The Government has pledged to ensure the evacuation of 75 Irish citizens and residents who remain stranded in Afghanistan, following the conclusion of the military and diplomatic mission there yesterday.
The Emergency Consular Assistance Team (ECAT) facilitated the evacuation of 26 Irish citizens from Kabul Airport during the mission, which started on Tuesday morning and finished just after 3pm on Thursday when the last of the team departed by air.
This is in addition to the 10 people who were evacuated before the arrival of the team, which comprised two Irish diplomats and a section of the Army Ranger Wing, earlier this week.
Last to leave on Thursday were a diplomat and two soldiers who had stayed behind to escort the final 15 Irish citizens on a Finnish flight out of the country. It departed minutes after two suicide bombs killed and injured dozens outside the airport gates.
The mission has been viewed as a success by officials. However, the Department of Defence says it is now aware of approximately 60 more Irish citizens and their family members who remain in the country and who require support, in addition to a further 15 Afghan citizens with Irish residency.
Many of them had travelled back to the country during the summer holidays to visit family.
Minister for Foreign Affairs Simon Coveney said efforts to secure their safe evacuation will continue remotely but that Kabul airport is now effectively closed to civilians.
The evacuation team took the decision to depart on Thursday amid the worsening security situation in the area and the belief that no other Irish citizens were likely to gain entry to the airport in the near future.
Most of the team left on a French military aircraft bound for Paris just before midday, as the National Emergency Coordination Committee monitored the situation from Ireland.
“I would like to thank the members of the ECAT team for their rapid deployment to such a challenging and complex environment and for their excellent work in securing the successful evacuation of 26 people,” Mr Coveney said.
“I know there are many in Ireland today with deep concerns for family members, friends and colleagues who remain in Afghanistan. Along with other countries, our team needed to evacuate due to the deteriorating security situation.
“I can give full assurance that the overall consular effort is continuing and we remain strongly committed to assisting those requiring ongoing consular support in Afghanistan.”
During the short mission, the team coordinated the evacuation of Irish citizens on French, German, Finnish and Dutch aircraft. The Irish team also received significant logistical assistance from their UK counterparts.
Irish citizens still in Kabul have now been advised not to come to the airport due to the worsening security situation there.
“There may be some people for specific reasons allowed into the airport, but the security situation is now such that very, very few, if any, others will be allowed into the airport, and the evidence of that is most countries are now saying that their defence force personnel will also be leaving either this evening or tomorrow,” Mr Coveney told RTÉ Radio 1.
He said officials will remain in contact with Irish citizens still in Afghanistan but warned it “is going to take time” to get them out.
Mr Coveney said France had been “phenomenally helpful” to Ireland throughout the crisis, and also thanked other “friendly countries”, including the UK.
Efforts to safely take Irish passport holders out of Afghanistan grew increasingly difficult as a result of the Taliban decision to stop Afghan citizens from entering the airport.
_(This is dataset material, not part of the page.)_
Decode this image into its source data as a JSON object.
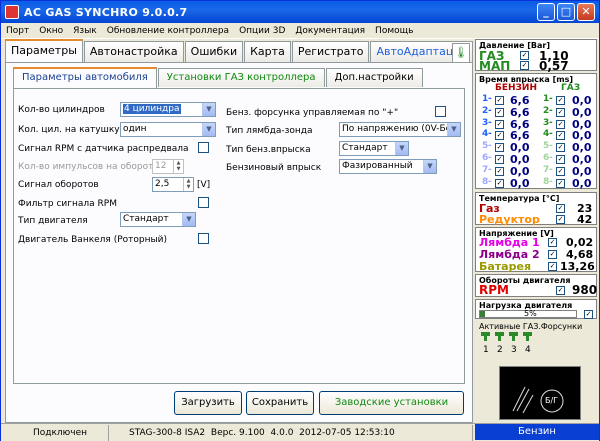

Many of those remaining in the country hold both Afghan and Irish citizenship.
Other countries’ military missions, including those of Canada, Germany and the Netherlands have now also come to an end.